The visit by Pope Francis brings a spotlight on the rapid changes experienced in Myanmar in last years in the context of the country’s democratic transition, and the challenges to secure a lasting peace. As the country has opened up, investors have begun to rush in. Land grabbing and natural resource exploitation are endemic in many parts of the country, feeding the ethnic conflicts. Hundreds of thousands have been displaced in Kachin and Shan states.
When it comes to Myanmar’s natural resources – minerals, gems, timber, gas –, there are many unresolved issues. CIDSE’s local partner organisations are working on complex land problems: ethnic areas are faced with overlapping administrations and large numbers of internally displaced people facing situations of grave food and land insecurity. Achieving a lasting peace means moving towards a more federal system and the introduction of many new policies and laws, especially concerning land rights.
Myanmar faces great challenges to build solid frameworks for the ownership and revenue sharing of natural resources in various ethnic areas, and for the protection of human and labor rights and the environment.
In September, CIDSE together with a number of organizations based in Europe and Myanmar released the report “Myths and risks of the EU-Myanmar Investment Protection Agreement.” The agreement, which has been negotiated largely behind closed doors, could deprive the country of the necessary policy space to harness investment to serve sustainable development and peace. It would allow European investors in Myanmar to sue the government at an international tribunal if new regulations that aim to favor people or the environment, such as land reforms, affect their profits. “The EU can best support the peace process by ensuring that Myanmar maintains full regulatory autonomy for reforms, rather than causing the lock-in of current policies,” said Denise Auclair, senior advisor at CIDSE.
Since September, negotiations on the agreement have been placed on hold due to the human rights situation. The Pope’s visit is a chance to prompt a broader reflection on the economic factors underlying the current conflicts in Myanmar, and on the possible impacts and wider implications of the proposed investment protection treaty at this pivotal point in the country’s transition.

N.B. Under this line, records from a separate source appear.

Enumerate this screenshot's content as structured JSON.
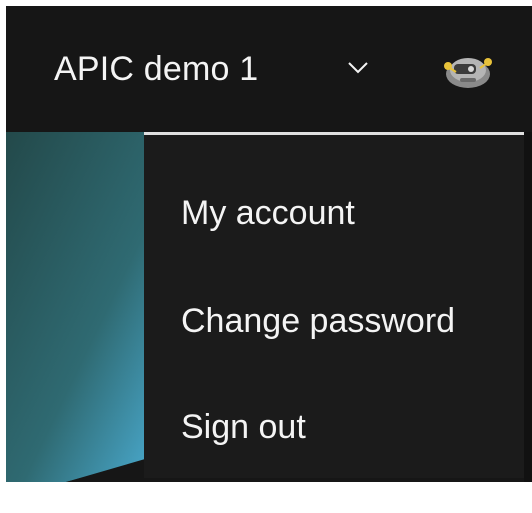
{
  "header": {
    "org_name": "APIC demo 1",
    "chevron_icon": "chevron-down-icon",
    "avatar_icon": "robot-avatar-icon"
  },
  "menu": {
    "items": [
      {
        "label": "My account"
      },
      {
        "label": "Change password"
      },
      {
        "label": "Sign out"
      }
    ]
  },
  "colors": {
    "header_bg": "#161616",
    "menu_bg": "#1b1b1b",
    "text": "#f4f4f4",
    "accent_border": "#e0e0e0",
    "gradient_start": "#2a4a4a",
    "gradient_end": "#4fb3d9"
  }
}
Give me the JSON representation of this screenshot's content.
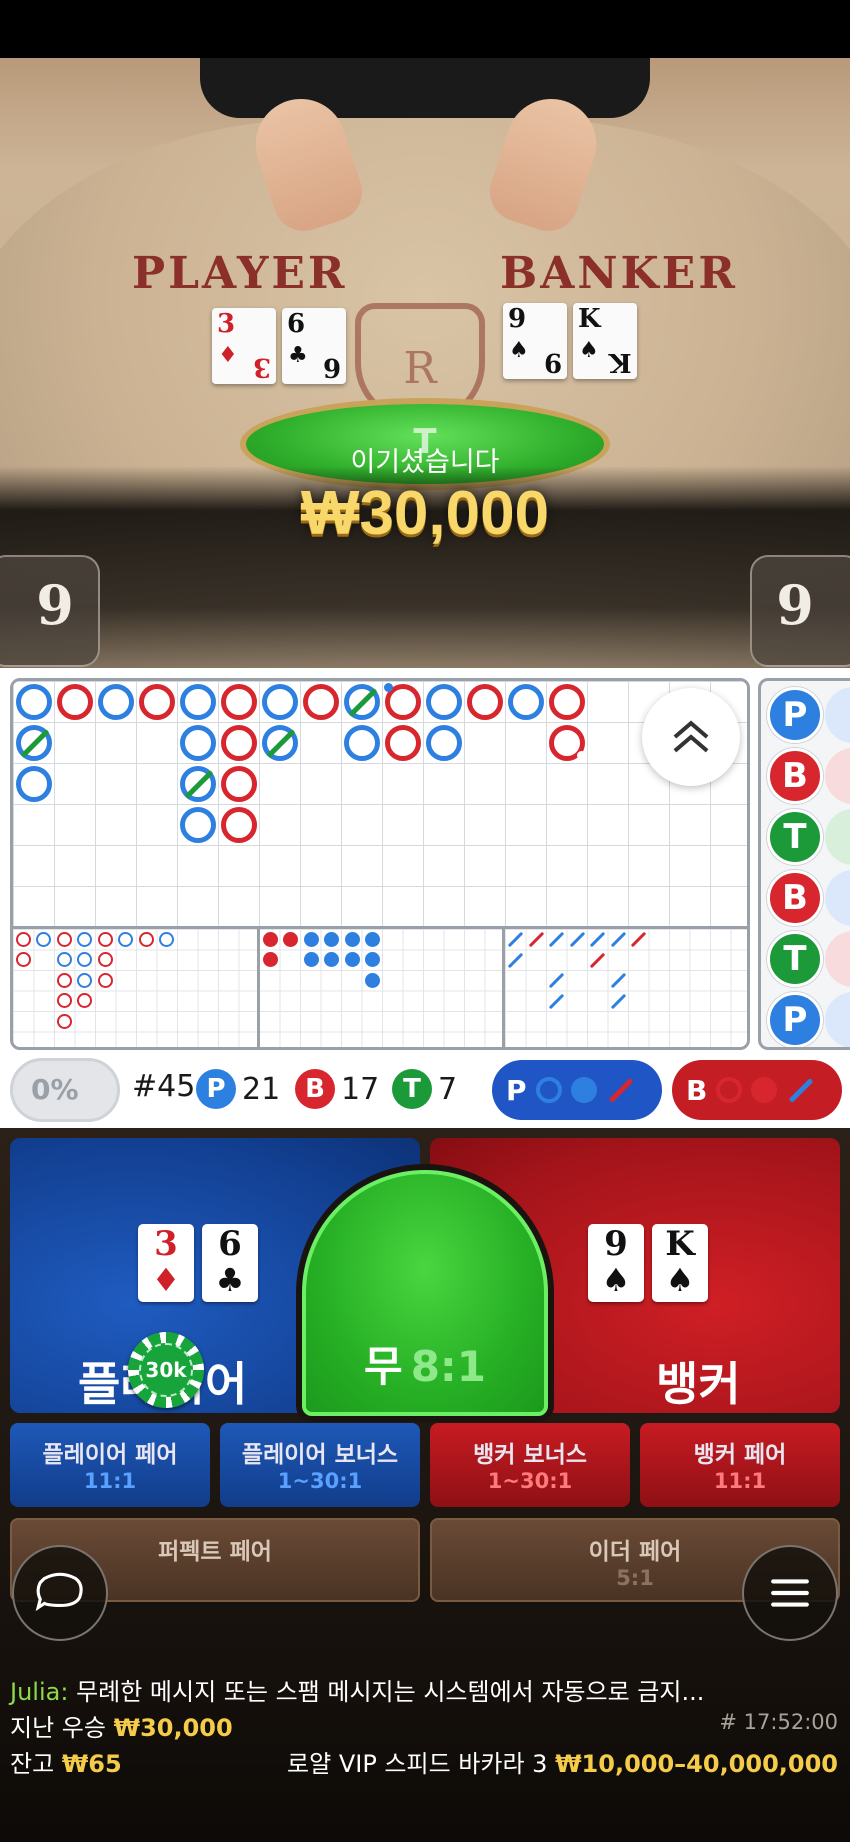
{
  "video": {
    "player_label": "PLAYER",
    "banker_label": "BANKER",
    "crest_letter": "R",
    "tie_marker": "T",
    "win_message": "이기셨습니다",
    "win_amount": "₩30,000",
    "player_score": "9",
    "banker_score": "9",
    "player_cards": [
      {
        "rank": "3",
        "suit": "♦",
        "color": "red"
      },
      {
        "rank": "6",
        "suit": "♣",
        "color": "black"
      }
    ],
    "banker_cards": [
      {
        "rank": "9",
        "suit": "♠",
        "color": "black"
      },
      {
        "rank": "K",
        "suit": "♠",
        "color": "black"
      }
    ]
  },
  "roadmap": {
    "bead_column": [
      "P",
      "B",
      "T",
      "B",
      "T",
      "P"
    ]
  },
  "stats": {
    "percent": "0%",
    "round": "#45",
    "player_label": "P",
    "player_count": "21",
    "banker_label": "B",
    "banker_count": "17",
    "tie_label": "T",
    "tie_count": "7",
    "player_predict_label": "P",
    "banker_predict_label": "B"
  },
  "bet": {
    "player_label": "플레이어",
    "banker_label": "뱅커",
    "tie_label": "무",
    "tie_odds": "8:1",
    "chip_value": "30k",
    "player_cards": [
      {
        "rank": "3",
        "suit": "♦"
      },
      {
        "rank": "6",
        "suit": "♣"
      }
    ],
    "banker_cards": [
      {
        "rank": "9",
        "suit": "♠"
      },
      {
        "rank": "K",
        "suit": "♠"
      }
    ],
    "side_bets": [
      {
        "label": "플레이어 페어",
        "odds": "11:1"
      },
      {
        "label": "플레이어 보너스",
        "odds": "1~30:1"
      },
      {
        "label": "뱅커 보너스",
        "odds": "1~30:1"
      },
      {
        "label": "뱅커 페어",
        "odds": "11:1"
      }
    ],
    "perfect_pair_label": "퍼펙트 페어",
    "either_pair_label": "이더 페어",
    "either_pair_odds": "5:1"
  },
  "footer": {
    "chat_user": "Julia:",
    "chat_message": "무례한 메시지 또는 스팸 메시지는 시스템에서 자동으로 금지...",
    "last_win_label": "지난 우승",
    "last_win_amount": "₩30,000",
    "round_id": "# 17:52:00",
    "balance_label": "잔고",
    "balance_amount": "₩65",
    "table_name": "로얄 VIP 스피드 바카라 3",
    "table_limits": "₩10,000–40,000,000"
  },
  "colors": {
    "player_blue": "#2e80e0",
    "banker_red": "#d8262e",
    "tie_green": "#1c9a3a",
    "gold": "#f4cc4a"
  }
}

CIDSE’s Press release: EU-Myanmar Investment Protection Agreement: Many risks, few benefits, September 2017